A randomized controlled trial indicated that embryo transfer conducted at day 5 was more likely to obtain higher ongoing or cumulative pregnancy rates compared with the result at day 3. Another meta-analysis demonstrated that clinical pregnancy rates and live birth rates were significantly higher following day 5 compared to day 6 blastocyst transfers. Both Group A and Group B covered the day 3, day 5 and day 6 of embryo transfer and the variation between two groups was no statistical significance even if the proportion of day 3 was relatively low. The embryos of day 5 covered the vast majority in both groups, which can improve the pregnancy rates in a way.
The proportion of primary infertility in Group A was more than that of Group B, although the difference of the ratio of primary and secondary infertility between two groups did not have statistical significance. Studies demonstrated that pregnancy performance of the secondary infertility was significantly better than that of the primary infertility[23-24]. The higher percentage of primary infertility in group A may be a key factor to decreasing rates.
As for the number of transferring embryos, a study indicated that two elective single embryo can obtain better reproductive outcomes than one double embryo transfer using blastocysts. In our study, single embryo transfer protocol was also regarded as the major protocol to ensure the better pregnancy outcomes. In addition, it was easy to find the total clinical pregnancy rates and live birth rates of patients still stayed at low level regardless what measures had been taken.
In this study, GnRH-a did not show obvious effect of improving pregnancy outcomes. We came up with several reasons to explain this phenomenon. Firstly, the current cycles of GnRH-a was not enough for patients with adenomyosis so that the effects of the drug did not work. We failed to get the information of the degree of adenomyosis between the two groups, maybe many patients did not suffer from severe adenomyosis, and it may be another reason leading to the negative result in GnRH-a improving pregnancy outcomes. Furthermore, we can consider whether patients was not sensitive to GnRH-a resulting in uterus not changing much, or GnRH-a did not work at all.
One advantage of our study was that the number of women with adenomyosis was relatively large, including patients in a time span of six years. In addition, according to 2018 specialist consensus published in Journal of Reproductive Medicine, the number of embryo transfer was no more than two under 40 years and single embryo transfer was recommended. In our study, single embryo transfer constitutes the vast majority and the others were double embryo transfer, which was consistent with consensus. This two advantages made this study applicative for more population with adenomyosis. Apart from that, we also found that good reproductive outcomes still stayed at a low level although different measures had been taken, which meant many new explorations needed to be done to improve reproductive outcomes for women with adenomyosis.

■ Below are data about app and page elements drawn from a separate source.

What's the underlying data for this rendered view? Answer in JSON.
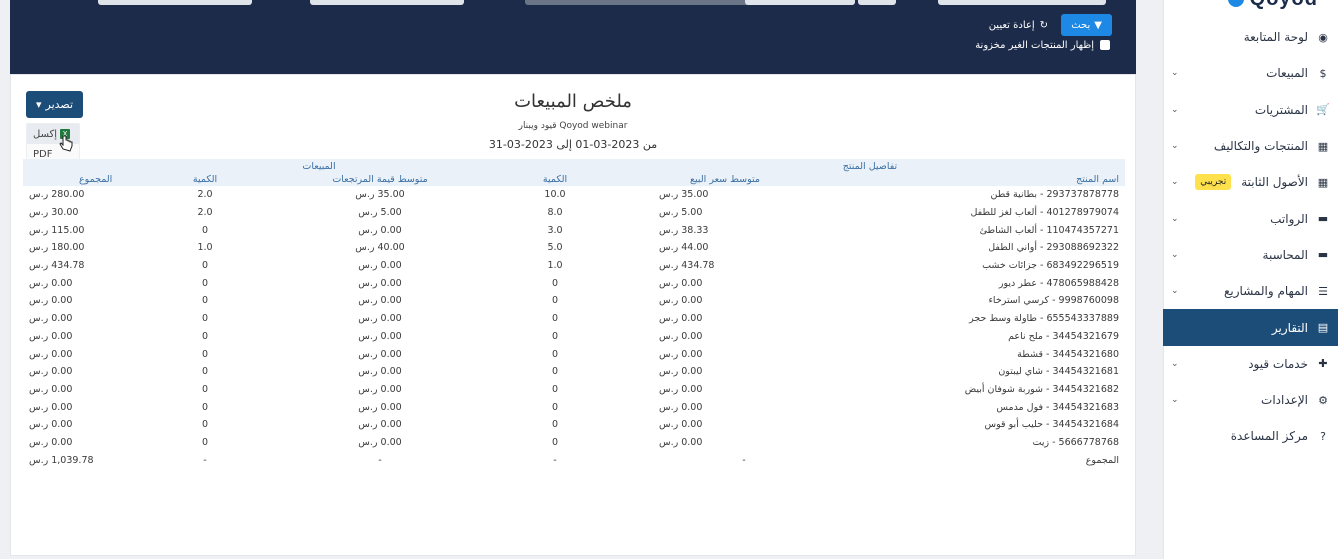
{
  "sidebar": {
    "logo": "Qoyod",
    "items": [
      {
        "label": "لوحة المتابعة",
        "icon": "dashboard-icon",
        "glyph": "◉",
        "chevron": false
      },
      {
        "label": "المبيعات",
        "icon": "dollar-icon",
        "glyph": "$",
        "chevron": true
      },
      {
        "label": "المشتريات",
        "icon": "cart-icon",
        "glyph": "🛒",
        "chevron": true
      },
      {
        "label": "المنتجات والتكاليف",
        "icon": "grid-icon",
        "glyph": "▦",
        "chevron": true
      },
      {
        "label": "الأصول الثابتة",
        "icon": "grid-icon",
        "glyph": "▦",
        "chevron": true,
        "badge": "تجريبي"
      },
      {
        "label": "الرواتب",
        "icon": "folder-icon",
        "glyph": "▬",
        "chevron": true
      },
      {
        "label": "المحاسبة",
        "icon": "folder-icon",
        "glyph": "▬",
        "chevron": true
      },
      {
        "label": "المهام والمشاريع",
        "icon": "list-icon",
        "glyph": "☰",
        "chevron": true
      },
      {
        "label": "التقارير",
        "icon": "report-icon",
        "glyph": "▤",
        "chevron": false,
        "active": true
      },
      {
        "label": "خدمات قيود",
        "icon": "puzzle-icon",
        "glyph": "✚",
        "chevron": true
      },
      {
        "label": "الإعدادات",
        "icon": "gear-icon",
        "glyph": "⚙",
        "chevron": true
      },
      {
        "label": "مركز المساعدة",
        "icon": "help-icon",
        "glyph": "?",
        "chevron": false
      }
    ]
  },
  "filters": {
    "search_label": "بحث",
    "reset_label": "إعادة تعيين",
    "show_unstocked_label": "إظهار المنتجات الغير مخزونة"
  },
  "report": {
    "title": "ملخص المبيعات",
    "company": "قيود ويبنار Qoyod webinar",
    "date_range": "من 2023-03-01 إلى 2023-03-31",
    "export_label": "تصدير",
    "export_options": [
      "إكسل",
      "PDF"
    ],
    "group_headers": {
      "product": "تفاصيل المنتج",
      "sales": "المبيعات"
    },
    "columns": [
      "اسم المنتج",
      "متوسط سعر البيع",
      "الكمية",
      "متوسط قيمة المرتجعات",
      "الكمية",
      "المجموع"
    ],
    "rows": [
      [
        "293737878778 - بطانية قطن",
        "35.00 ر.س",
        "10.0",
        "35.00 ر.س",
        "2.0",
        "280.00 ر.س"
      ],
      [
        "401278979074 - ألعاب لغز للطفل",
        "5.00 ر.س",
        "8.0",
        "5.00 ر.س",
        "2.0",
        "30.00 ر.س"
      ],
      [
        "110474357271 - ألعاب الشاطئ",
        "38.33 ر.س",
        "3.0",
        "0.00 ر.س",
        "0",
        "115.00 ر.س"
      ],
      [
        "293088692322 - أواني الطفل",
        "44.00 ر.س",
        "5.0",
        "40.00 ر.س",
        "1.0",
        "180.00 ر.س"
      ],
      [
        "683492296519 - جزائات خشب",
        "434.78 ر.س",
        "1.0",
        "0.00 ر.س",
        "0",
        "434.78 ر.س"
      ],
      [
        "478065988428 - عطر ديور",
        "0.00 ر.س",
        "0",
        "0.00 ر.س",
        "0",
        "0.00 ر.س"
      ],
      [
        "9998760098 - كرسي استرخاء",
        "0.00 ر.س",
        "0",
        "0.00 ر.س",
        "0",
        "0.00 ر.س"
      ],
      [
        "655543337889 - طاولة وسط حجر",
        "0.00 ر.س",
        "0",
        "0.00 ر.س",
        "0",
        "0.00 ر.س"
      ],
      [
        "34454321679 - ملح ناعم",
        "0.00 ر.س",
        "0",
        "0.00 ر.س",
        "0",
        "0.00 ر.س"
      ],
      [
        "34454321680 - قشطة",
        "0.00 ر.س",
        "0",
        "0.00 ر.س",
        "0",
        "0.00 ر.س"
      ],
      [
        "34454321681 - شاي ليبتون",
        "0.00 ر.س",
        "0",
        "0.00 ر.س",
        "0",
        "0.00 ر.س"
      ],
      [
        "34454321682 - شوربة شوفان أبيض",
        "0.00 ر.س",
        "0",
        "0.00 ر.س",
        "0",
        "0.00 ر.س"
      ],
      [
        "34454321683 - فول مدمس",
        "0.00 ر.س",
        "0",
        "0.00 ر.س",
        "0",
        "0.00 ر.س"
      ],
      [
        "34454321684 - حليب أبو قوس",
        "0.00 ر.س",
        "0",
        "0.00 ر.س",
        "0",
        "0.00 ر.س"
      ],
      [
        "5666778768 - زيت",
        "0.00 ر.س",
        "0",
        "0.00 ر.س",
        "0",
        "0.00 ر.س"
      ]
    ],
    "total_row": [
      "المجموع",
      "-",
      "-",
      "-",
      "-",
      "1,039.78 ر.س"
    ]
  }
}
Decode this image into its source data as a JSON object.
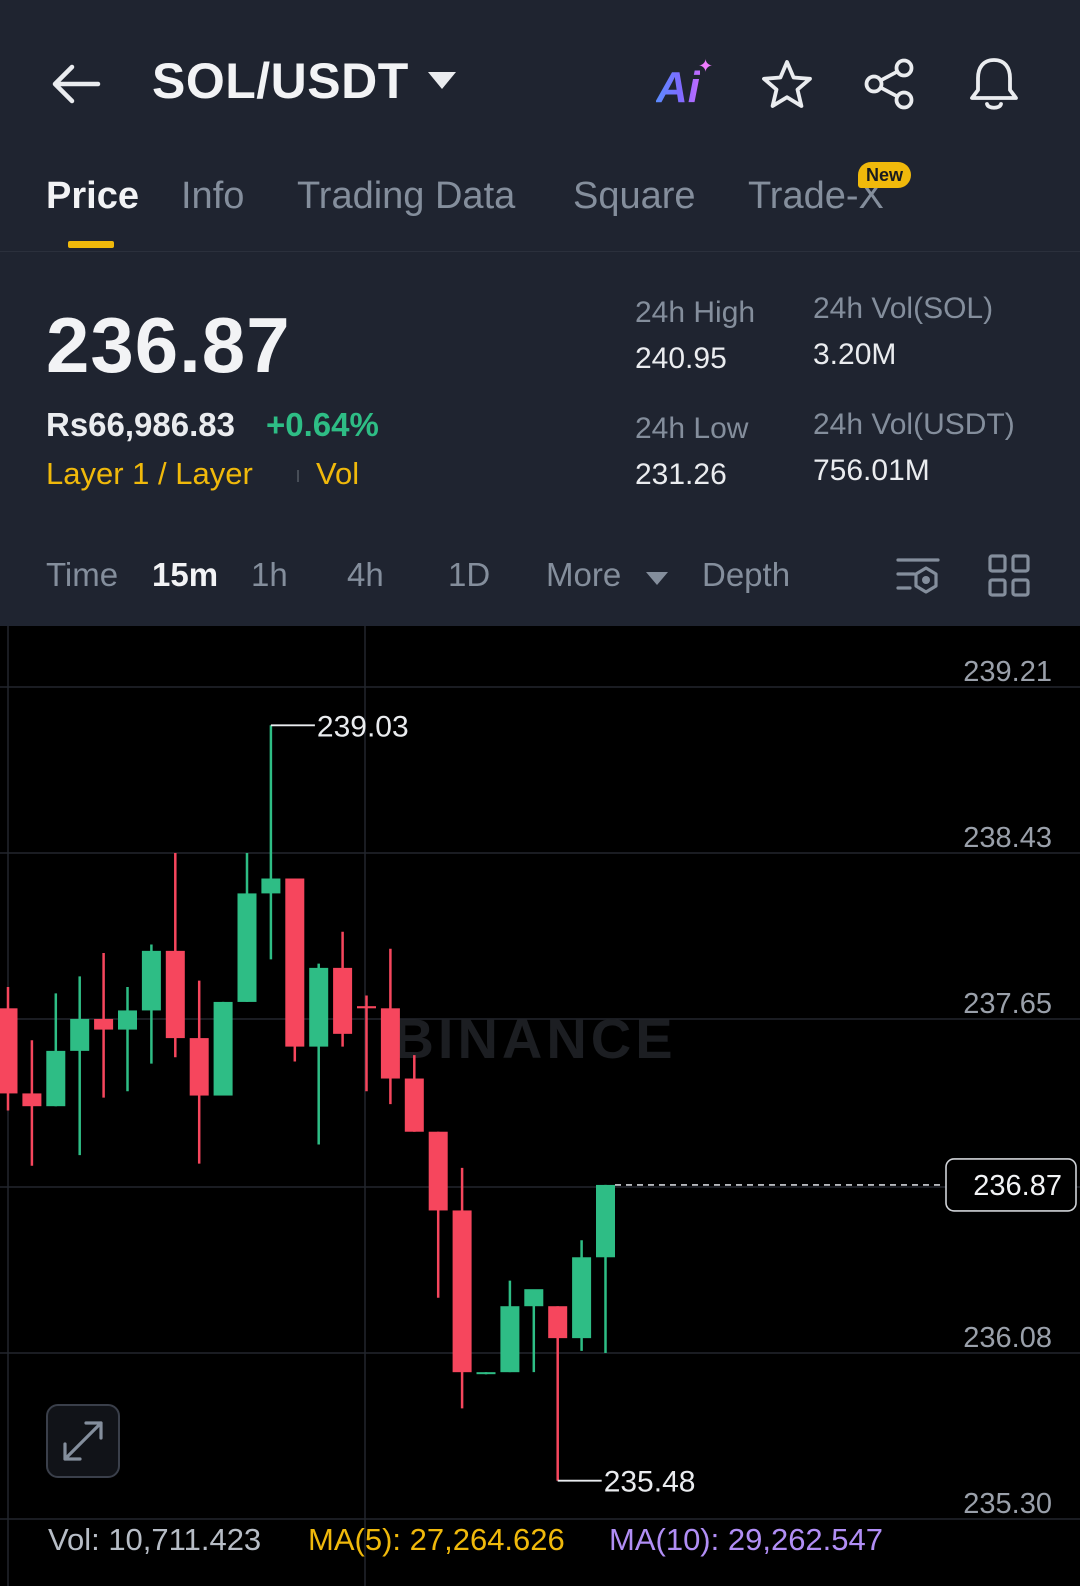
{
  "header": {
    "pair": "SOL/USDT",
    "ai_label": "Ai",
    "icons": [
      "back-arrow-icon",
      "caret-down-icon",
      "ai-icon",
      "star-icon",
      "share-icon",
      "bell-icon"
    ]
  },
  "tabs": {
    "items": [
      "Price",
      "Info",
      "Trading Data",
      "Square",
      "Trade-X"
    ],
    "active": "Price",
    "new_badge": "New"
  },
  "ticker": {
    "last_price": "236.87",
    "fiat_price": "Rs66,986.83",
    "change_pct": "+0.64%",
    "tag_sector": "Layer 1 / Layer",
    "tag_vol": "Vol",
    "high_label": "24h High",
    "high_value": "240.95",
    "low_label": "24h Low",
    "low_value": "231.26",
    "vol_sol_label": "24h Vol(SOL)",
    "vol_sol_value": "3.20M",
    "vol_usdt_label": "24h Vol(USDT)",
    "vol_usdt_value": "756.01M"
  },
  "intervals": {
    "time_label": "Time",
    "items": [
      "15m",
      "1h",
      "4h",
      "1D"
    ],
    "active": "15m",
    "more_label": "More",
    "depth_label": "Depth"
  },
  "colors": {
    "up": "#2ebd85",
    "down": "#f6465d",
    "accent": "#f0b90b",
    "ma5": "#f0b90b",
    "ma10": "#b18ef5",
    "background": "#1f2430",
    "chart_bg": "#000000"
  },
  "chart_data": {
    "type": "candlestick",
    "interval": "15m",
    "y_ticks": [
      "239.21",
      "238.43",
      "237.65",
      "236.86",
      "236.08",
      "235.30"
    ],
    "ylim": [
      235.3,
      239.21
    ],
    "current_price": "236.87",
    "high_marker": "239.03",
    "low_marker": "235.48",
    "watermark": "BINANCE",
    "candles": [
      {
        "o": 237.7,
        "h": 237.8,
        "l": 237.22,
        "c": 237.3
      },
      {
        "o": 237.3,
        "h": 237.55,
        "l": 236.96,
        "c": 237.24
      },
      {
        "o": 237.24,
        "h": 237.77,
        "l": 237.24,
        "c": 237.5
      },
      {
        "o": 237.5,
        "h": 237.85,
        "l": 237.01,
        "c": 237.65
      },
      {
        "o": 237.65,
        "h": 237.96,
        "l": 237.28,
        "c": 237.6
      },
      {
        "o": 237.6,
        "h": 237.8,
        "l": 237.31,
        "c": 237.69
      },
      {
        "o": 237.69,
        "h": 238.0,
        "l": 237.44,
        "c": 237.97
      },
      {
        "o": 237.97,
        "h": 238.43,
        "l": 237.47,
        "c": 237.56
      },
      {
        "o": 237.56,
        "h": 237.83,
        "l": 236.97,
        "c": 237.29
      },
      {
        "o": 237.29,
        "h": 237.73,
        "l": 237.29,
        "c": 237.73
      },
      {
        "o": 237.73,
        "h": 238.43,
        "l": 237.73,
        "c": 238.24
      },
      {
        "o": 238.24,
        "h": 239.03,
        "l": 237.93,
        "c": 238.31
      },
      {
        "o": 238.31,
        "h": 238.31,
        "l": 237.45,
        "c": 237.52
      },
      {
        "o": 237.52,
        "h": 237.91,
        "l": 237.06,
        "c": 237.89
      },
      {
        "o": 237.89,
        "h": 238.06,
        "l": 237.52,
        "c": 237.58
      },
      {
        "o": 237.71,
        "h": 237.76,
        "l": 237.31,
        "c": 237.7
      },
      {
        "o": 237.7,
        "h": 237.98,
        "l": 237.25,
        "c": 237.37
      },
      {
        "o": 237.37,
        "h": 237.48,
        "l": 237.12,
        "c": 237.12
      },
      {
        "o": 237.12,
        "h": 237.12,
        "l": 236.34,
        "c": 236.75
      },
      {
        "o": 236.75,
        "h": 236.95,
        "l": 235.82,
        "c": 235.99
      },
      {
        "o": 235.99,
        "h": 235.99,
        "l": 235.98,
        "c": 235.99
      },
      {
        "o": 235.99,
        "h": 236.42,
        "l": 235.99,
        "c": 236.3
      },
      {
        "o": 236.3,
        "h": 236.35,
        "l": 235.99,
        "c": 236.38
      },
      {
        "o": 236.3,
        "h": 236.3,
        "l": 235.48,
        "c": 236.15
      },
      {
        "o": 236.15,
        "h": 236.61,
        "l": 236.09,
        "c": 236.53
      },
      {
        "o": 236.53,
        "h": 236.87,
        "l": 236.08,
        "c": 236.87
      }
    ],
    "footer": {
      "vol": "Vol: 10,711.423",
      "ma5": "MA(5): 27,264.626",
      "ma10": "MA(10): 29,262.547"
    }
  }
}
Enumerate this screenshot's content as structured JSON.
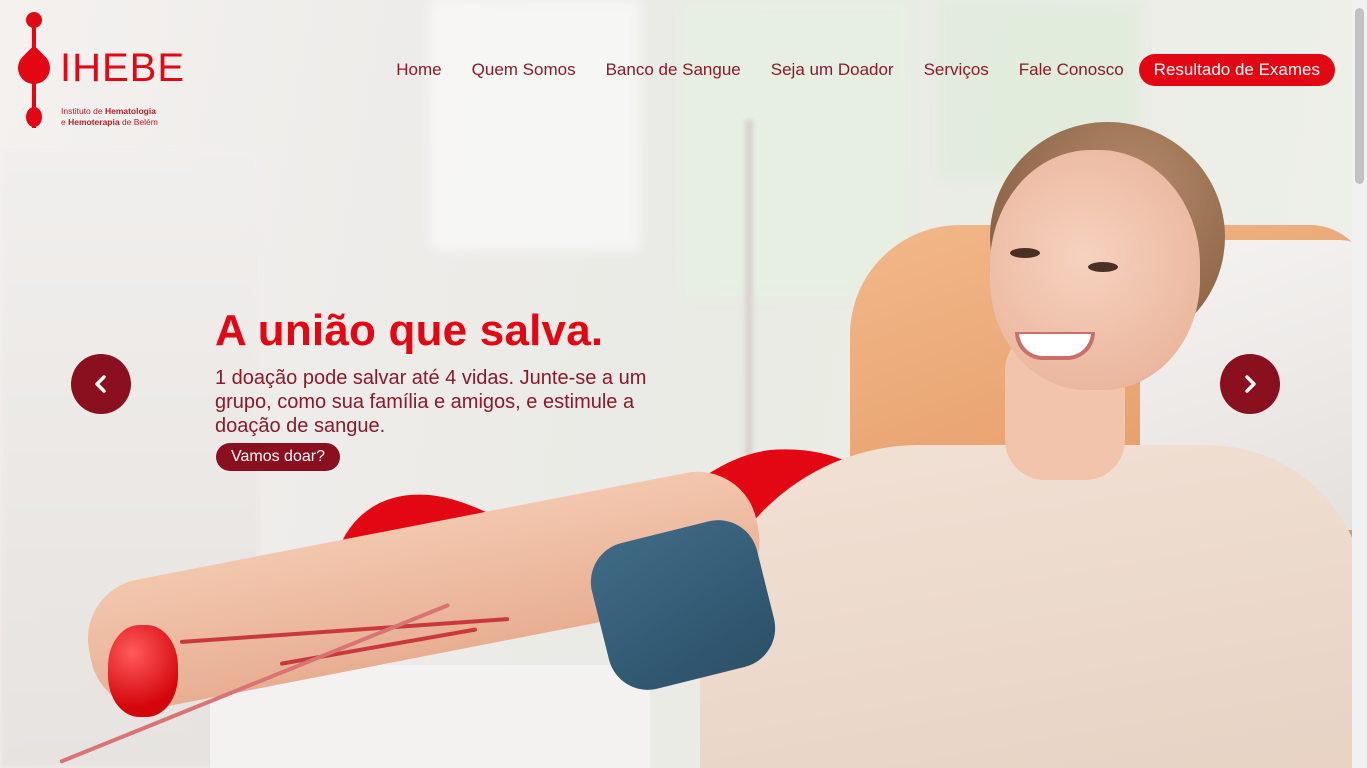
{
  "brand": {
    "name": "IHEBE",
    "subtitle_line1_pre": "Instituto de ",
    "subtitle_line1_bold": "Hematologia",
    "subtitle_line2_pre": "e ",
    "subtitle_line2_bold": "Hemoterapia",
    "subtitle_line2_post": " de Belém",
    "color": "#e30613"
  },
  "nav": {
    "items": [
      {
        "label": "Home"
      },
      {
        "label": "Quem Somos"
      },
      {
        "label": "Banco de Sangue"
      },
      {
        "label": "Seja um Doador"
      },
      {
        "label": "Serviços"
      },
      {
        "label": "Fale Conosco"
      }
    ],
    "cta_label": "Resultado de Exames"
  },
  "hero": {
    "title": "A união que salva.",
    "text": "1 doação pode salvar até 4 vidas. Junte-se a um grupo, como sua família e amigos, e estimule a doação de sangue.",
    "button_label": "Vamos doar?"
  },
  "carousel": {
    "prev_icon": "chevron-left-icon",
    "next_icon": "chevron-right-icon"
  },
  "colors": {
    "primary_red": "#e30613",
    "dark_red": "#8a0f1f",
    "nav_text": "#8a1a2a"
  }
}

Two obvious defects existed in this study. Firstly, this study did not analysis the duration of GnRH-a for women with adenomyosis. If patients could get enough duration of GnRH-a down-regulation, the attachment of high quality follicles will be affected as most of our patients only underwent only once GnRH-a down-regulation. In addition, the severity of adenomyosis did not be discussed, which may be influence therapeutic effect in a way. These questions both needed to be studied in the future.
Although many studies thought that administrating GnRH agonists was very beneficial for patients of adenomyosis in improving reproductive outcomes of IVF-ET, our study did not demonstrate advantages of adding GnRH agonists based on hormone replacement therapy cycle. Similiar negative conclusions were also shown in endometriosis[10-12]. In addition, Movahedi S et al. did a study that Endometrial preparation for FET using GnRH agonists appeared to be as effective as FET without administrating these agonists. The other two articles also did not think that GnRH-a down-regulation showed any significant advantages of IVF-ET[27-28]. Those all provided some supportive evidence for our study result.
In conclusion, patients with adenomysis carried out GnRH-a down regulation or not based on hormone replacement therapy cycle had similar reproductive outcomes. Adding GnRH-a based on hormone replacement therapy cycle may not increase the rates of clinical pregnancy and live birth.